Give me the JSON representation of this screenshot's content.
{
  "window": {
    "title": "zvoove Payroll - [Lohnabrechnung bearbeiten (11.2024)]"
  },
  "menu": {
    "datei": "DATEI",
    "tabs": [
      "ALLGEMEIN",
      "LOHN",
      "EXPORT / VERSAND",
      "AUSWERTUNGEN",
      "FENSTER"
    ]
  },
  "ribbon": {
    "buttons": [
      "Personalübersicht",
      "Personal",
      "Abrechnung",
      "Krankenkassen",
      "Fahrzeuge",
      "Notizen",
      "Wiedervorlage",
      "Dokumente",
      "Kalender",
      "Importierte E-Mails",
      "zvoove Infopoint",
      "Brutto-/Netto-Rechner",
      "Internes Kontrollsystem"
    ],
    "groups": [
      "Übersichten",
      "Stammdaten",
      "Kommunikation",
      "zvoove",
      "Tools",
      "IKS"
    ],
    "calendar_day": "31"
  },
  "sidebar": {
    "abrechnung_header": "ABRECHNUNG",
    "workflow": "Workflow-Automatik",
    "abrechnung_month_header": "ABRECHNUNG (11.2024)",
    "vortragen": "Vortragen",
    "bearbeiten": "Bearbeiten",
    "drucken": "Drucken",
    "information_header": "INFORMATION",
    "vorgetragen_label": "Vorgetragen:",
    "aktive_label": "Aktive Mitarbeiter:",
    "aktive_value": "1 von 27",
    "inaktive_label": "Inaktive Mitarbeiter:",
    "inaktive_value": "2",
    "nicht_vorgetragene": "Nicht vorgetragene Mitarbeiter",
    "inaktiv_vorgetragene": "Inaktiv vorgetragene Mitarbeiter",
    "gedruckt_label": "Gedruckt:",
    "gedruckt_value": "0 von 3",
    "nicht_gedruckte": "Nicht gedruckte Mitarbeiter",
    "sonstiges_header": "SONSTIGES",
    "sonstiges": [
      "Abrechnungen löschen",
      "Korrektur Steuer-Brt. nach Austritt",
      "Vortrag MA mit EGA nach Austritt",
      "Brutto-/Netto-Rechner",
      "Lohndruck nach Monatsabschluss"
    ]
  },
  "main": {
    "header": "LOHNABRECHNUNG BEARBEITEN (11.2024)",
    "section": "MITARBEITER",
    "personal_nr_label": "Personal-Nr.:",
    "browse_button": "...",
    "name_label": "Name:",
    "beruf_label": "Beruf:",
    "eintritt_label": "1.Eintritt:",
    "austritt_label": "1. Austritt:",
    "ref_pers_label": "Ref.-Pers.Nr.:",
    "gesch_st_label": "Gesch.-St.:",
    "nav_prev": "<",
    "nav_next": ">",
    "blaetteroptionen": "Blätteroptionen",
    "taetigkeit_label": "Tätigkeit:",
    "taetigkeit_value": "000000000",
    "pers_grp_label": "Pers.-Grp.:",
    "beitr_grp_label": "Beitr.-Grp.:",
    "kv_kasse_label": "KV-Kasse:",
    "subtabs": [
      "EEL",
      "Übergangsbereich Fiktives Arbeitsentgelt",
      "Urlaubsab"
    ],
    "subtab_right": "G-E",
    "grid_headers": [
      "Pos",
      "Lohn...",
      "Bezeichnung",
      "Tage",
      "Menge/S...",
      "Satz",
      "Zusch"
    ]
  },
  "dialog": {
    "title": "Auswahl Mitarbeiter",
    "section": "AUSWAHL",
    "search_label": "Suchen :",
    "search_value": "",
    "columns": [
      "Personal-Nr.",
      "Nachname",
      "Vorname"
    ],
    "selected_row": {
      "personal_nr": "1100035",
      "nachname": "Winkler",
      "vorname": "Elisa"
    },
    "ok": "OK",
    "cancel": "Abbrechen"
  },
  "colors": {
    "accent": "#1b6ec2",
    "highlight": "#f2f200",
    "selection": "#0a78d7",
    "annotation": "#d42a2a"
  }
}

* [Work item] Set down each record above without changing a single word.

* [Written response]
Give me the JSON representation of this screenshot's content.
{
  "window": {
    "title": "zvoove Payroll - [Lohnabrechnung bearbeiten (11.2024)]"
  },
  "menu": {
    "datei": "DATEI",
    "tabs": [
      "ALLGEMEIN",
      "LOHN",
      "EXPORT / VERSAND",
      "AUSWERTUNGEN",
      "FENSTER"
    ]
  },
  "ribbon": {
    "buttons": [
      "Personalübersicht",
      "Personal",
      "Abrechnung",
      "Krankenkassen",
      "Fahrzeuge",
      "Notizen",
      "Wiedervorlage",
      "Dokumente",
      "Kalender",
      "Importierte E-Mails",
      "zvoove Infopoint",
      "Brutto-/Netto-Rechner",
      "Internes Kontrollsystem"
    ],
    "groups": [
      "Übersichten",
      "Stammdaten",
      "Kommunikation",
      "zvoove",
      "Tools",
      "IKS"
    ],
    "calendar_day": "31"
  },
  "sidebar": {
    "abrechnung_header": "ABRECHNUNG",
    "workflow": "Workflow-Automatik",
    "abrechnung_month_header": "ABRECHNUNG (11.2024)",
    "vortragen": "Vortragen",
    "bearbeiten": "Bearbeiten",
    "drucken": "Drucken",
    "information_header": "INFORMATION",
    "vorgetragen_label": "Vorgetragen:",
    "aktive_label": "Aktive Mitarbeiter:",
    "aktive_value": "1 von 27",
    "inaktive_label": "Inaktive Mitarbeiter:",
    "inaktive_value": "2",
    "nicht_vorgetragene": "Nicht vorgetragene Mitarbeiter",
    "inaktiv_vorgetragene": "Inaktiv vorgetragene Mitarbeiter",
    "gedruckt_label": "Gedruckt:",
    "gedruckt_value": "0 von 3",
    "nicht_gedruckte": "Nicht gedruckte Mitarbeiter",
    "sonstiges_header": "SONSTIGES",
    "sonstiges": [
      "Abrechnungen löschen",
      "Korrektur Steuer-Brt. nach Austritt",
      "Vortrag MA mit EGA nach Austritt",
      "Brutto-/Netto-Rechner",
      "Lohndruck nach Monatsabschluss"
    ]
  },
  "main": {
    "header": "LOHNABRECHNUNG BEARBEITEN (11.2024)",
    "section": "MITARBEITER",
    "personal_nr_label": "Personal-Nr.:",
    "browse_button": "...",
    "name_label": "Name:",
    "beruf_label": "Beruf:",
    "eintritt_label": "1.Eintritt:",
    "austritt_label": "1. Austritt:",
    "ref_pers_label": "Ref.-Pers.Nr.:",
    "gesch_st_label": "Gesch.-St.:",
    "nav_prev": "<",
    "nav_next": ">",
    "blaetteroptionen": "Blätteroptionen",
    "taetigkeit_label": "Tätigkeit:",
    "taetigkeit_value": "000000000",
    "pers_grp_label": "Pers.-Grp.:",
    "beitr_grp_label": "Beitr.-Grp.:",
    "kv_kasse_label": "KV-Kasse:",
    "subtabs": [
      "EEL",
      "Übergangsbereich Fiktives Arbeitsentgelt",
      "Urlaubsab"
    ],
    "subtab_right": "G-E",
    "grid_headers": [
      "Pos",
      "Lohn...",
      "Bezeichnung",
      "Tage",
      "Menge/S...",
      "Satz",
      "Zusch"
    ]
  },
  "dialog": {
    "title": "Auswahl Mitarbeiter",
    "section": "AUSWAHL",
    "search_label": "Suchen :",
    "search_value": "",
    "columns": [
      "Personal-Nr.",
      "Nachname",
      "Vorname"
    ],
    "selected_row": {
      "personal_nr": "1100035",
      "nachname": "Winkler",
      "vorname": "Elisa"
    },
    "ok": "OK",
    "cancel": "Abbrechen"
  },
  "colors": {
    "accent": "#1b6ec2",
    "highlight": "#f2f200",
    "selection": "#0a78d7",
    "annotation": "#d42a2a"
  }
}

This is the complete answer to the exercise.